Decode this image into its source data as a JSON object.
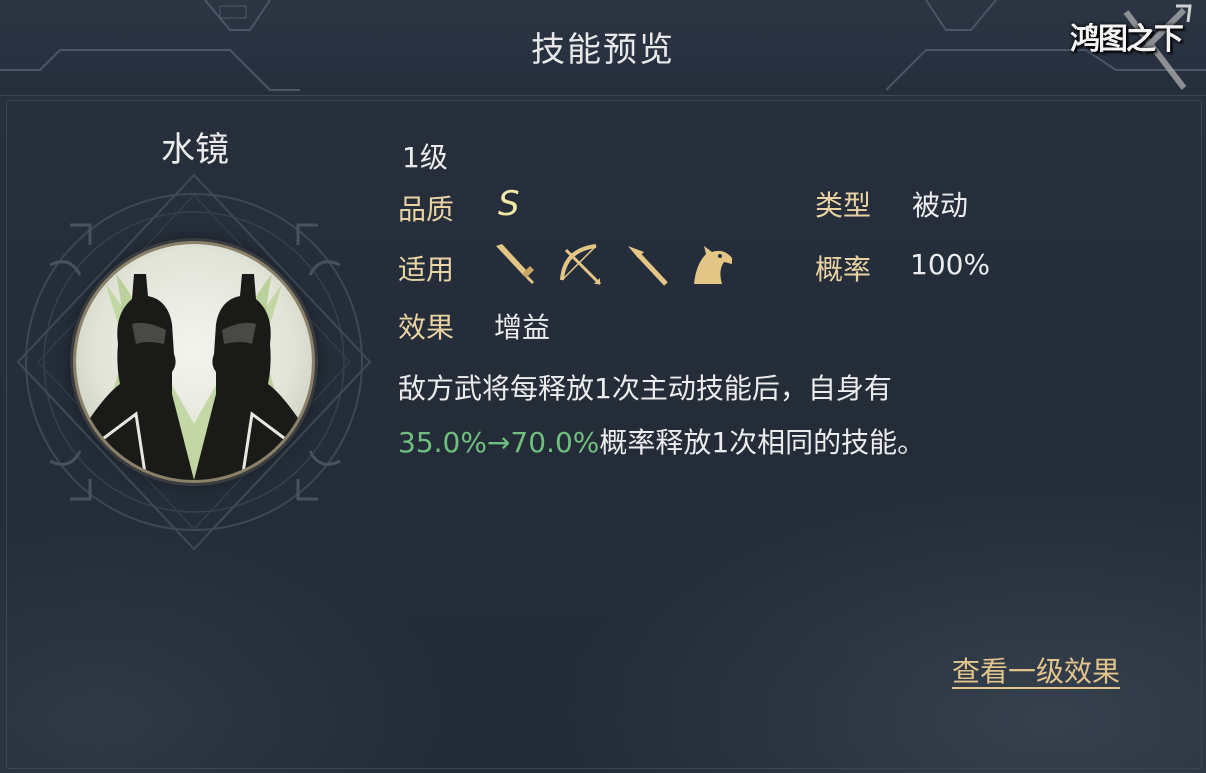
{
  "header": {
    "title": "技能预览",
    "logo_text": "鸿图之下"
  },
  "skill": {
    "name": "水镜",
    "level": "1级",
    "quality_label": "品质",
    "quality_value": "S",
    "type_label": "类型",
    "type_value": "被动",
    "apply_label": "适用",
    "troop_types": [
      "sword-icon",
      "bow-icon",
      "spear-icon",
      "horse-icon"
    ],
    "rate_label": "概率",
    "rate_value": "100%",
    "effect_label": "效果",
    "effect_value": "增益",
    "description_line1": "敌方武将每释放1次主动技能后，自身有",
    "description_highlight": "35.0%→70.0%",
    "description_line2_rest": "概率释放1次相同的技能。"
  },
  "link": {
    "view_level1": "查看一级效果"
  },
  "colors": {
    "label_gold": "#e9d3a3",
    "highlight_green": "#6fbf7e",
    "link_gold": "#e2c48a",
    "quality_yellow": "#f2e7a6"
  }
}
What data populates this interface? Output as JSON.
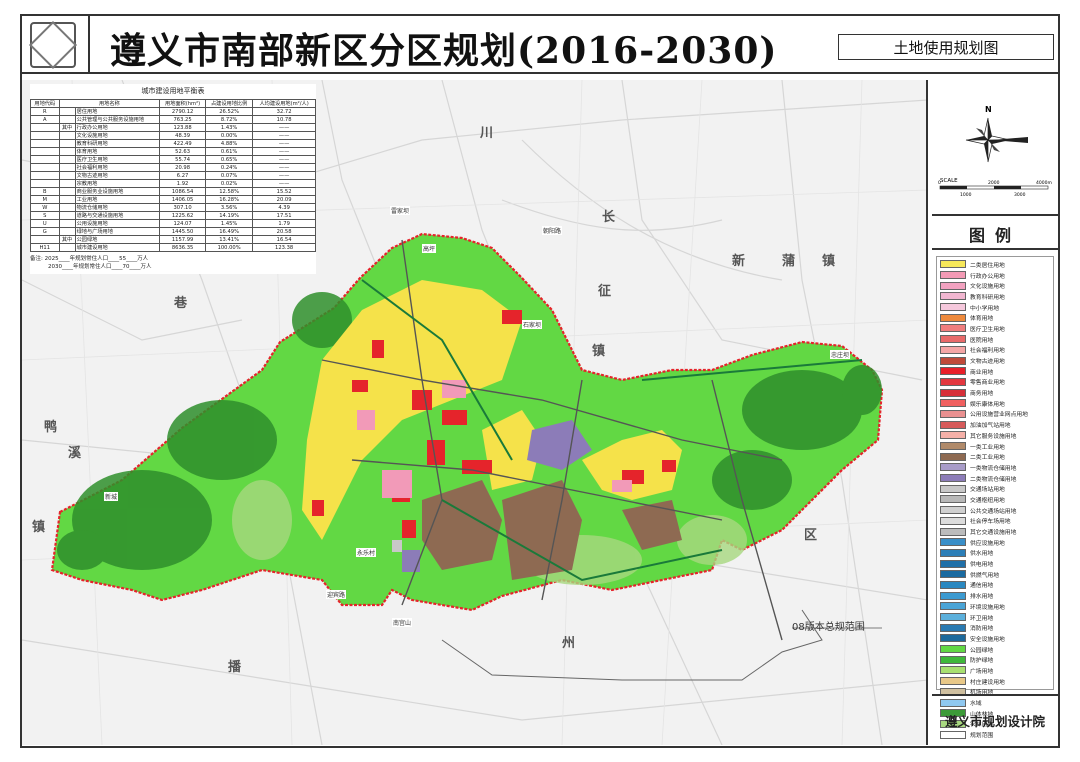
{
  "header": {
    "title": "遵义市南部新区分区规划(2016-2030)",
    "subtitle": "土地使用规划图"
  },
  "map": {
    "place_labels": [
      "川",
      "长",
      "征",
      "镇",
      "新",
      "蒲",
      "镇",
      "巷",
      "鸭",
      "溪",
      "镇",
      "区",
      "州",
      "播"
    ],
    "small_labels": [
      "雷家坝",
      "高坪",
      "石家坝",
      "忠庄坝",
      "新城",
      "永乐村",
      "迎宾路",
      "南宫山",
      "朝阳路"
    ],
    "scope_label": "08版本总规范围"
  },
  "table": {
    "title": "城市建设用地平衡表",
    "headers": [
      "用地代码",
      "用地名称",
      "用地面积(hm²)",
      "占建设用地比例",
      "人均建设用地(m²/人)"
    ],
    "rows": [
      [
        "R",
        "",
        "居住用地",
        "2790.12",
        "26.52%",
        "32.72"
      ],
      [
        "A",
        "",
        "公共管理与公共服务设施用地",
        "763.25",
        "8.72%",
        "10.78"
      ],
      [
        "",
        "其中",
        "行政办公用地",
        "123.88",
        "1.43%",
        "——"
      ],
      [
        "",
        "",
        "文化设施用地",
        "48.39",
        "0.00%",
        "——"
      ],
      [
        "",
        "",
        "教育科研用地",
        "422.49",
        "4.88%",
        "——"
      ],
      [
        "",
        "",
        "体育用地",
        "52.63",
        "0.61%",
        "——"
      ],
      [
        "",
        "",
        "医疗卫生用地",
        "55.74",
        "0.65%",
        "——"
      ],
      [
        "",
        "",
        "社会福利用地",
        "20.98",
        "0.24%",
        "——"
      ],
      [
        "",
        "",
        "文物古迹用地",
        "6.27",
        "0.07%",
        "——"
      ],
      [
        "",
        "",
        "宗教用地",
        "1.92",
        "0.02%",
        "——"
      ],
      [
        "B",
        "",
        "商业服务业设施用地",
        "1086.54",
        "12.58%",
        "15.52"
      ],
      [
        "M",
        "",
        "工业用地",
        "1406.05",
        "16.28%",
        "20.09"
      ],
      [
        "W",
        "",
        "物流仓储用地",
        "307.10",
        "3.56%",
        "4.39"
      ],
      [
        "S",
        "",
        "道路与交通设施用地",
        "1225.62",
        "14.19%",
        "17.51"
      ],
      [
        "U",
        "",
        "公用设施用地",
        "124.07",
        "1.45%",
        "1.79"
      ],
      [
        "G",
        "",
        "绿地与广场用地",
        "1445.50",
        "16.49%",
        "20.58"
      ],
      [
        "",
        "其中",
        "公园绿地",
        "1157.99",
        "13.41%",
        "16.54"
      ],
      [
        "H11",
        "",
        "城市建设用地",
        "8636.35",
        "100.00%",
        "123.38"
      ]
    ],
    "note_label": "备注:",
    "notes": [
      "2025____年规划常住人口____55____万人",
      "2030____年规划常住人口____70____万人"
    ]
  },
  "compass": {
    "north": "N",
    "scale_label": "SCALE",
    "scale_ticks": [
      "0",
      "1000",
      "2000",
      "3000",
      "4000m"
    ]
  },
  "legend": {
    "title": "图例",
    "items": [
      {
        "label": "二类居住用地",
        "color": "#f7e85a"
      },
      {
        "label": "行政办公用地",
        "color": "#f39ab5"
      },
      {
        "label": "文化设施用地",
        "color": "#f2a2c0"
      },
      {
        "label": "教育科研用地",
        "color": "#f1b6d0"
      },
      {
        "label": "中小学用地",
        "color": "#f5c8dc"
      },
      {
        "label": "体育用地",
        "color": "#ee8a3c"
      },
      {
        "label": "医疗卫生用地",
        "color": "#f07e7e"
      },
      {
        "label": "医院用地",
        "color": "#e86a6a"
      },
      {
        "label": "社会福利用地",
        "color": "#f4a6a6"
      },
      {
        "label": "文物古迹用地",
        "color": "#c04a3a"
      },
      {
        "label": "商业用地",
        "color": "#e8202a"
      },
      {
        "label": "零售商业用地",
        "color": "#e33840"
      },
      {
        "label": "商务用地",
        "color": "#d6303a"
      },
      {
        "label": "娱乐康体用地",
        "color": "#f06060"
      },
      {
        "label": "公用设施营业网点用地",
        "color": "#e99090"
      },
      {
        "label": "加油加气站用地",
        "color": "#d65a5a"
      },
      {
        "label": "其它服务设施用地",
        "color": "#f5b0a8"
      },
      {
        "label": "一类工业用地",
        "color": "#b08a6a"
      },
      {
        "label": "二类工业用地",
        "color": "#8e6a52"
      },
      {
        "label": "一类物流仓储用地",
        "color": "#a89cc8"
      },
      {
        "label": "二类物流仓储用地",
        "color": "#8c7cb8"
      },
      {
        "label": "交通场站用地",
        "color": "#c8c8c8"
      },
      {
        "label": "交通枢纽用地",
        "color": "#b8b8b8"
      },
      {
        "label": "公共交通场站用地",
        "color": "#d0d0d0"
      },
      {
        "label": "社会停车场用地",
        "color": "#dcdcdc"
      },
      {
        "label": "其它交通设施用地",
        "color": "#bcbcbc"
      },
      {
        "label": "供应设施用地",
        "color": "#3a8fc8"
      },
      {
        "label": "供水用地",
        "color": "#2c7fb8"
      },
      {
        "label": "供电用地",
        "color": "#2070a8"
      },
      {
        "label": "供燃气用地",
        "color": "#1a6aa0"
      },
      {
        "label": "通信用地",
        "color": "#2a88c0"
      },
      {
        "label": "排水用地",
        "color": "#3c9ad0"
      },
      {
        "label": "环境设施用地",
        "color": "#4aa4d6"
      },
      {
        "label": "环卫用地",
        "color": "#5cb0dc"
      },
      {
        "label": "消防用地",
        "color": "#2a7ab2"
      },
      {
        "label": "安全设施用地",
        "color": "#1e6a9c"
      },
      {
        "label": "公园绿地",
        "color": "#62d844"
      },
      {
        "label": "防护绿地",
        "color": "#3fb83a"
      },
      {
        "label": "广场用地",
        "color": "#a8e070"
      },
      {
        "label": "村庄建设用地",
        "color": "#e8c888"
      },
      {
        "label": "机场用地",
        "color": "#d0c0a0"
      },
      {
        "label": "水域",
        "color": "#8fc8f0"
      },
      {
        "label": "山体林地",
        "color": "#3c9a38"
      },
      {
        "label": "农林用地",
        "color": "#a8d880"
      },
      {
        "label": "规划范围",
        "color": "#ffffff"
      }
    ]
  },
  "footer": {
    "institute": "遵义市规划设计院"
  }
}
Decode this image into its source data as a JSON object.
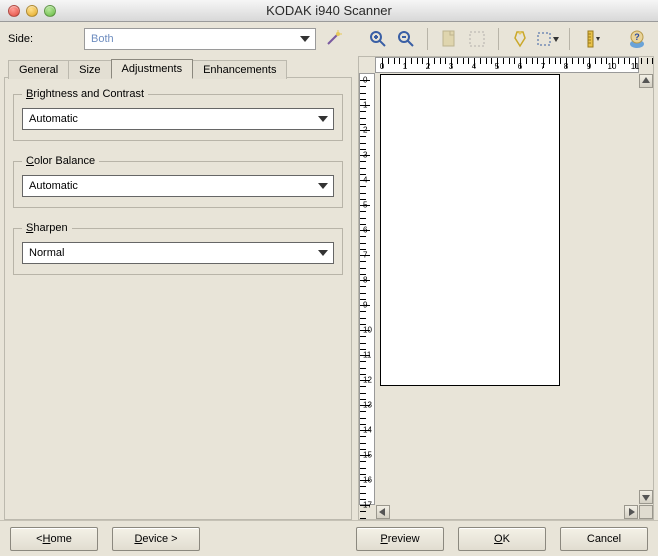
{
  "window": {
    "title": "KODAK i940 Scanner"
  },
  "top": {
    "side_label": "Side:",
    "side_value": "Both"
  },
  "tabs": {
    "general": "General",
    "size": "Size",
    "adjustments": "Adjustments",
    "enhancements": "Enhancements"
  },
  "groups": {
    "brightness": {
      "legend_pre": "B",
      "legend_rest": "rightness and Contrast",
      "value": "Automatic"
    },
    "color": {
      "legend_pre": "C",
      "legend_rest": "olor Balance",
      "value": "Automatic"
    },
    "sharpen": {
      "legend_pre": "S",
      "legend_rest": "harpen",
      "value": "Normal"
    }
  },
  "ruler": {
    "h_labels": [
      "0",
      "1",
      "2",
      "3",
      "4",
      "5",
      "6",
      "7",
      "8",
      "9",
      "10",
      "11"
    ],
    "v_labels": [
      "0",
      "1",
      "2",
      "3",
      "4",
      "5",
      "6",
      "7",
      "8",
      "9",
      "10",
      "11",
      "12",
      "13",
      "14",
      "15",
      "16",
      "17"
    ]
  },
  "buttons": {
    "home_pre": "< ",
    "home_u": "H",
    "home_rest": "ome",
    "device_pre": "",
    "device_u": "D",
    "device_rest": "evice >",
    "preview_pre": "",
    "preview_u": "P",
    "preview_rest": "review",
    "ok_pre": "",
    "ok_u": "O",
    "ok_rest": "K",
    "cancel": "Cancel"
  },
  "icons": {
    "wand": "wand-icon",
    "zoom_in": "zoom-in-icon",
    "zoom_out": "zoom-out-icon",
    "page": "page-icon",
    "marquee": "marquee-icon",
    "highlight": "highlight-icon",
    "tool_dd": "tool-dropdown-icon",
    "measure": "measure-icon",
    "help": "help-icon"
  }
}
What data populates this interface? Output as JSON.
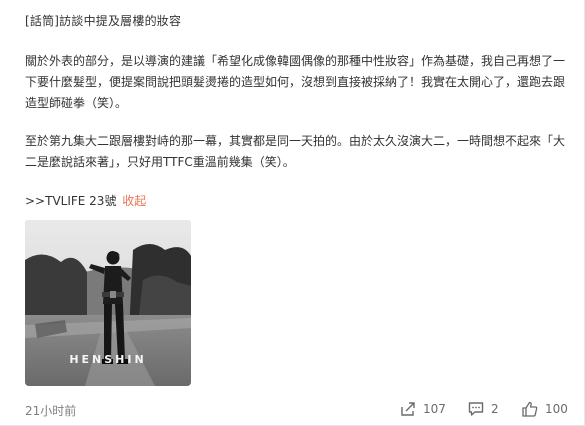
{
  "post": {
    "title": "[話筒]訪談中提及層樓的妝容",
    "paragraph1": "關於外表的部分，是以導演的建議「希望化成像韓國偶像的那種中性妝容」作為基礎，我自己再想了一下要什麼髮型，便提案問說把頭髮燙捲的造型如何，沒想到直接被採納了！我實在太開心了，還跑去跟造型師碰拳（笑）。",
    "paragraph2": "至於第九集大二跟層樓對峙的那一幕，其實都是同一天拍的。由於太久沒演大二，一時間想不起來「大二是麼說話來著」，只好用TTFC重溫前幾集（笑）。",
    "source": ">>TVLIFE 23號",
    "collapse_label": "收起",
    "photo_caption": "HENSHIN"
  },
  "footer": {
    "time": "21小时前",
    "share_count": "107",
    "comment_count": "2",
    "like_count": "100",
    "share_icon": "share-icon",
    "comment_icon": "comment-icon",
    "like_icon": "thumbs-up-icon"
  },
  "colors": {
    "text": "#333333",
    "meta": "#808080",
    "accent": "#eb7350"
  }
}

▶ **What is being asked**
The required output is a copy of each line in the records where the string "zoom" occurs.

▶ **Response box**
    "zoom_in": "zoom-in-icon",
    "zoom_out": "zoom-out-icon",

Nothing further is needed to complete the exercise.